7 new trends in packaging in fast moving consumer goods

Packaging between simplicity, story-telling and masstige. Why in consumer goods some products go un-noticed, while others leave the mark, and packaging can make the difference. Packaging, the silent salesman, adds value to the relationship and dialogue between brands and consumers: originally conceived as a medium to contain and preserve products, it has broadened more and more its functions, which have come to include protecting, identifying, differentiating, displaying, saving space, and most of all communicating. Packaging is a key element of the marketing of a brand, and has to be designed keeping in mind market trends on one side, and brand essence on the other side.

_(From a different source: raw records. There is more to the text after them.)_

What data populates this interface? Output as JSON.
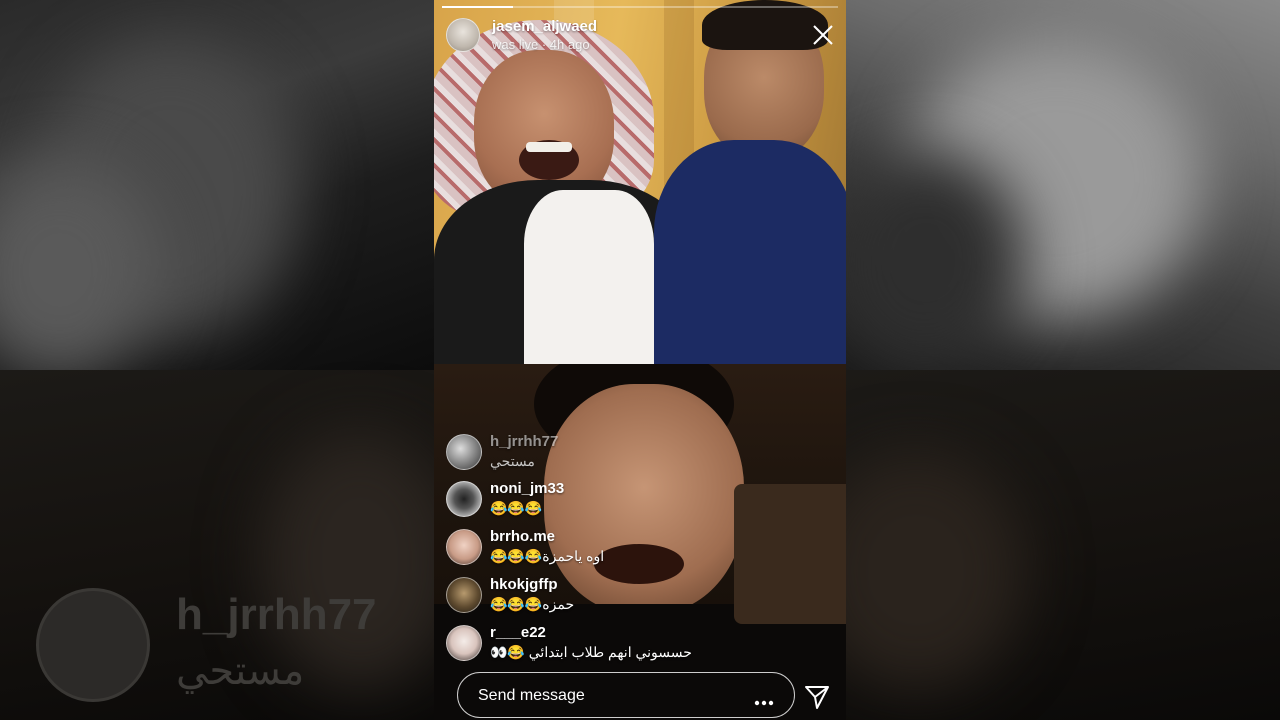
{
  "header": {
    "username": "jasem_aljwaed",
    "status": "was live · 4h ago",
    "close_icon": "close-icon",
    "progress_fraction": 0.18
  },
  "comments": [
    {
      "username": "h_jrrhh77",
      "text": "مستحي",
      "faded": true
    },
    {
      "username": "noni_jm33",
      "text": "😂😂😂",
      "faded": false
    },
    {
      "username": "brrho.me",
      "text": "اوه ياحمزة😂😂😂",
      "faded": false
    },
    {
      "username": "hkokjgffp",
      "text": "حمزه😂😂😂",
      "faded": false
    },
    {
      "username": "r___e22",
      "text": "حسسوني انهم طلاب ابتدائي 😂👀",
      "faded": false
    }
  ],
  "backdrop_comment": {
    "username": "h_jrrhh77",
    "text": "مستحي"
  },
  "composer": {
    "placeholder": "Send message",
    "more_icon": "more-horizontal-icon",
    "send_icon": "send-icon"
  },
  "colors": {
    "top_video_accent": "#e6b95a",
    "bottom_video_accent": "#1d140d",
    "text": "#ffffff"
  }
}
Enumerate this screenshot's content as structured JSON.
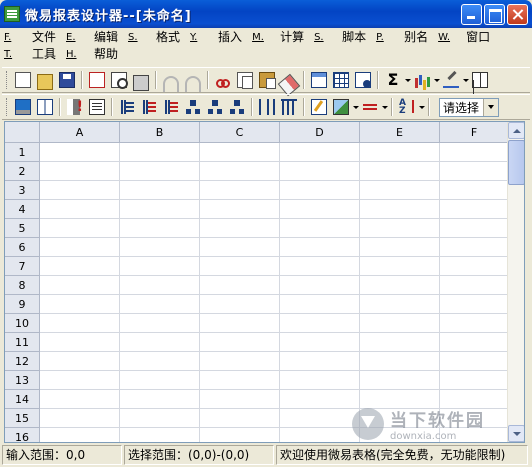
{
  "window": {
    "title": "微易报表设计器--[未命名]"
  },
  "menu": [
    {
      "accel": "F.",
      "label": "文件"
    },
    {
      "accel": "E.",
      "label": "编辑"
    },
    {
      "accel": "S.",
      "label": "格式"
    },
    {
      "accel": "Y.",
      "label": "插入"
    },
    {
      "accel": "M.",
      "label": "计算"
    },
    {
      "accel": "S.",
      "label": "脚本"
    },
    {
      "accel": "P.",
      "label": "别名"
    },
    {
      "accel": "W.",
      "label": "窗口"
    },
    {
      "accel": "T.",
      "label": "工具"
    },
    {
      "accel": "H.",
      "label": "帮助"
    }
  ],
  "toolbar": {
    "selector_value": "请选择"
  },
  "grid": {
    "columns": [
      "A",
      "B",
      "C",
      "D",
      "E",
      "F"
    ],
    "rows": [
      "1",
      "2",
      "3",
      "4",
      "5",
      "6",
      "7",
      "8",
      "9",
      "10",
      "11",
      "12",
      "13",
      "14",
      "15",
      "16"
    ]
  },
  "status": {
    "input_range": "输入范围：0,0",
    "select_range": "选择范围：(0,0)-(0,0)",
    "message": "欢迎使用微易表格(完全免费，无功能限制)"
  },
  "watermark": {
    "cn": "当下软件园",
    "en": "downxia.com"
  }
}
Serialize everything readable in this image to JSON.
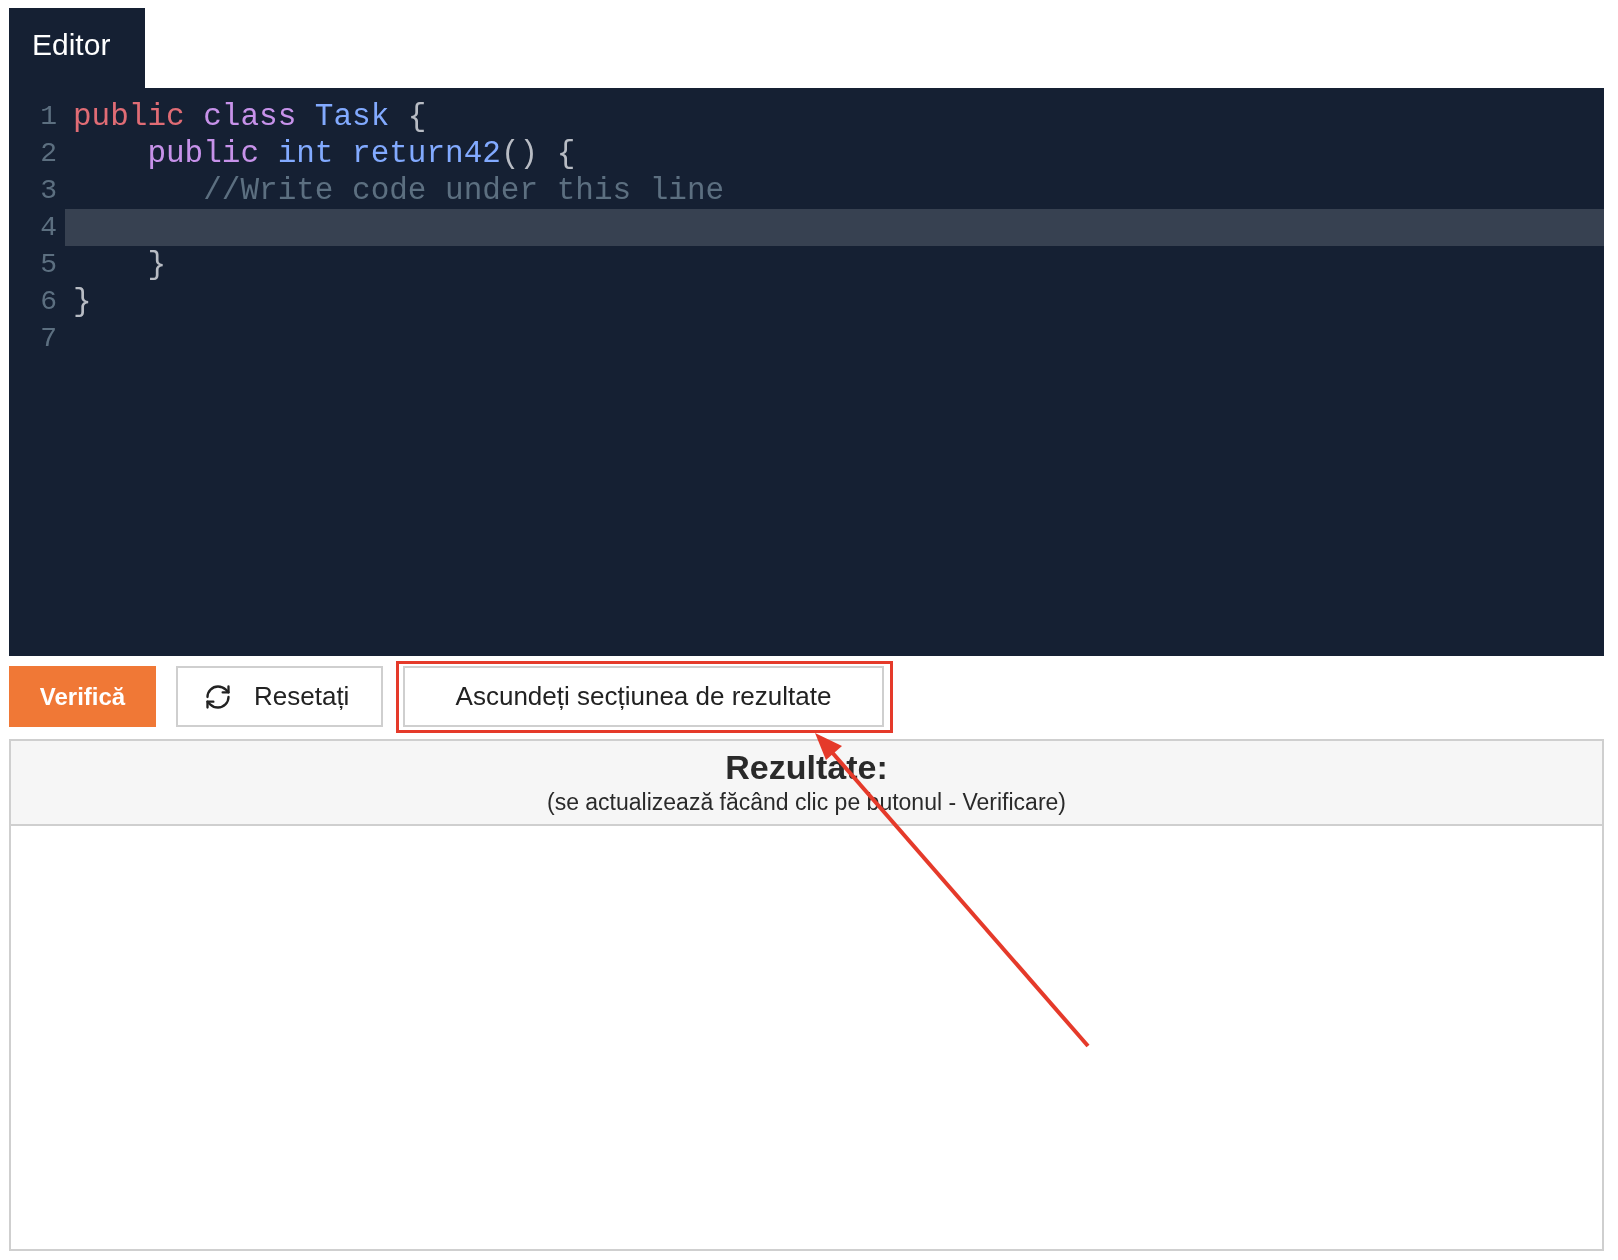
{
  "tabs": [
    {
      "label": "Editor",
      "selected": true
    }
  ],
  "editor": {
    "lines": [
      {
        "number": "1",
        "active": false,
        "tokens": [
          {
            "text": "public",
            "kind": "modifier"
          },
          {
            "text": " class",
            "kind": "keyword"
          },
          {
            "text": " Task",
            "kind": "name"
          },
          {
            "text": " {",
            "kind": "plain"
          }
        ]
      },
      {
        "number": "2",
        "active": false,
        "tokens": [
          {
            "text": "    public",
            "kind": "keyword"
          },
          {
            "text": " int",
            "kind": "name"
          },
          {
            "text": " return42",
            "kind": "name"
          },
          {
            "text": "() {",
            "kind": "plain"
          }
        ]
      },
      {
        "number": "3",
        "active": false,
        "tokens": [
          {
            "text": "       //Write code under this line",
            "kind": "comment"
          }
        ]
      },
      {
        "number": "4",
        "active": true
      },
      {
        "number": "5",
        "active": false,
        "tokens": [
          {
            "text": "    }",
            "kind": "plain"
          }
        ]
      },
      {
        "number": "6",
        "active": false,
        "tokens": [
          {
            "text": "}",
            "kind": "plain"
          }
        ]
      },
      {
        "number": "7",
        "active": false
      }
    ]
  },
  "buttons": [
    {
      "label": "Verifică",
      "kind": "primary"
    },
    {
      "label": "Resetați",
      "kind": "reset"
    },
    {
      "label": "Ascundeți secțiunea de rezultate",
      "kind": "outline"
    }
  ],
  "results": {
    "title": "Rezultate:",
    "subtitle": "(se actualizează făcând clic pe butonul - Verificare)"
  }
}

Each brand has its own essence which translates into the choice of a specific packaging, but market trends impact on all packaging, being it designed for luxury brands or value brands, industrial brands or private labels, global brands or local brands, national brands or niche brands. If we observe the packs of new consumer products that have been launched in the last 3 years, we identify seven main trends:


Since they are not rules, not all packs obey to all trends; rather, new packaging decisions should be taken considering which are the trends most coherent with the brand.

New packs are simple, clean, easy to read, because their mission is to simplify consumer choice in points of sales crowded by monumental assortments.

Packaging must convey the authentic soul of the brand; whatever the brand, its pack has to communicate to target customers a sense of warmth, genuineness, even human identity. The pack should tell the story of a slow world, of the human beings who have made the products.

Environmental sustainability has become a must-have in packaging: many products have strongly modified their packaging philosophy, going from abundant packs to reduced packs, from over-packaging to under-packaging, but without giving up communication effectiveness. The use of green materials is a component of this trend, which is named with different labels: eco-sustainability, green marketing, environmentally friendly. The common meaning shared by all these expressions is that packs should inflict minimal or no harm on the environment.

In their shopping decisions, consumers are not looking for many information, but rather for relevant information: besides basic data which help understand the product and its intended use, they want to know what is behind, why the product should be unique, if it is an ethic product. The material, the shape, the colors, images and text printed on the packs should coherently tell the story of the product and of the brand.

Packaging materials are constantly evolving to meet the latest demands of the marketplace, and are gradually absorbing the new technologies of materials, inks, of preserving, shaping, printing. Bio-bottles, biodegradable films, tough bags, digital inking and printing are a few examples of tech innovations that can add value to a pack.

Some brands are going back to the origin of the product and of the brand, and are revisiting its historical  packs in vintage mood. Vintage packs are old and new at the same time, classic and modern, global and local. Vintage packs pair with story-telling, because they implicitly communicate the glorious story of the past and the time resistance of the brand.

Masstige is a portmanteau of the words “mass” and “prestige” to mean the goal of offering prestige or luxury for the masses. Masstige products and packs are perceived premium but attainable, and they have been able to trade off two elements: (1) they are considered luxury or premium products, and (2) their price tier is positioned between mid-market and super premium prices.